*** Block opens ***

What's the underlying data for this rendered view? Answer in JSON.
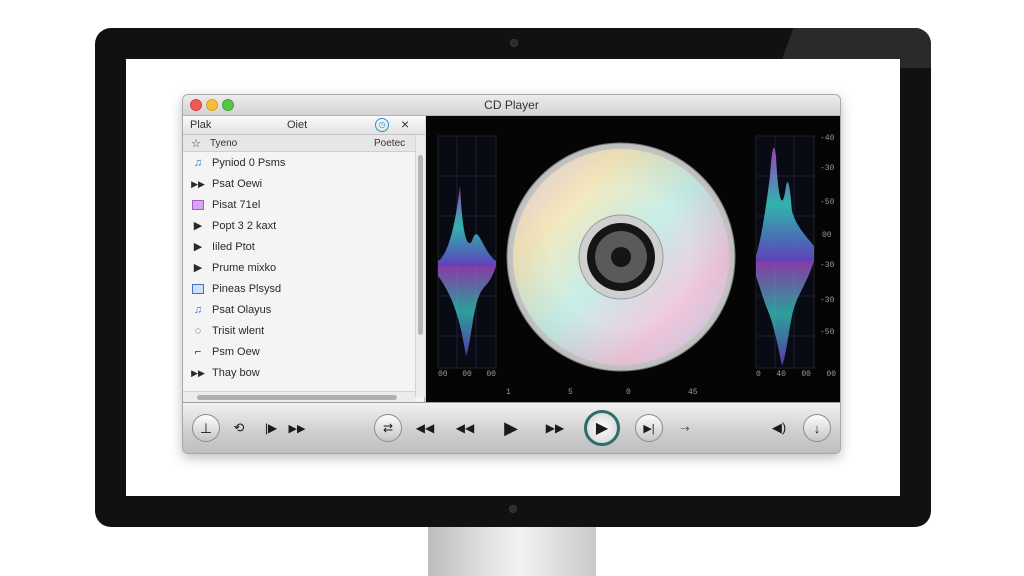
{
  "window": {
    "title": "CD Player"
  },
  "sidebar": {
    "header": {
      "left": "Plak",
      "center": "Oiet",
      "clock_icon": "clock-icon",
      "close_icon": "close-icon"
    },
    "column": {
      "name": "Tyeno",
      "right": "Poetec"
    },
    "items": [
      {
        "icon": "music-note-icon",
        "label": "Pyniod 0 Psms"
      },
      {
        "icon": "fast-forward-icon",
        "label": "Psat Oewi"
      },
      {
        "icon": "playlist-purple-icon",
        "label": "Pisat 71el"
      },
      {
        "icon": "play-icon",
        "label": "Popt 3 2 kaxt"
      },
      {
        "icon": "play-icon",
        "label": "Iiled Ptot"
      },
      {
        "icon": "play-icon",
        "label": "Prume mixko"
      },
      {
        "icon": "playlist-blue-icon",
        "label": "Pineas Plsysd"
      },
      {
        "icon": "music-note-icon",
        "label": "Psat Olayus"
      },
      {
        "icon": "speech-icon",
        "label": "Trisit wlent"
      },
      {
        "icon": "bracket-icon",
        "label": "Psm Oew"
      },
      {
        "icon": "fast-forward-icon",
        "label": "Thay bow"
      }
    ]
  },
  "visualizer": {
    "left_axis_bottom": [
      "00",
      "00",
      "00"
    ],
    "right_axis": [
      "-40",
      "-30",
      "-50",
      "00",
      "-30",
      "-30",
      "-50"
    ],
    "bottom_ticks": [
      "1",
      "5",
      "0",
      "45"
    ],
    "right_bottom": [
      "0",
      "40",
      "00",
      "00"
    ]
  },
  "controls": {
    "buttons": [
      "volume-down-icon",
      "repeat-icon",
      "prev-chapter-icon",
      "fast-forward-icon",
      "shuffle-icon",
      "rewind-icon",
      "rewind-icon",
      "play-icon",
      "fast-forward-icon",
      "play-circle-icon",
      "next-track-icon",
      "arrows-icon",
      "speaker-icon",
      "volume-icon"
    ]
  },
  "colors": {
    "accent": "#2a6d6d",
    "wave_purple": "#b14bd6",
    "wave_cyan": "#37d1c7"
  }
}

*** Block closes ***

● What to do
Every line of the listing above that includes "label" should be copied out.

● Expected answer
        "label": "Pyniod 0 Psms"
        "label": "Psat Oewi"
        "label": "Pisat 71el"
        "label": "Popt 3 2 kaxt"
        "label": "Iiled Ptot"
        "label": "Prume mixko"
        "label": "Pineas Plsysd"
        "label": "Psat Olayus"
        "label": "Trisit wlent"
        "label": "Psm Oew"
        "label": "Thay bow"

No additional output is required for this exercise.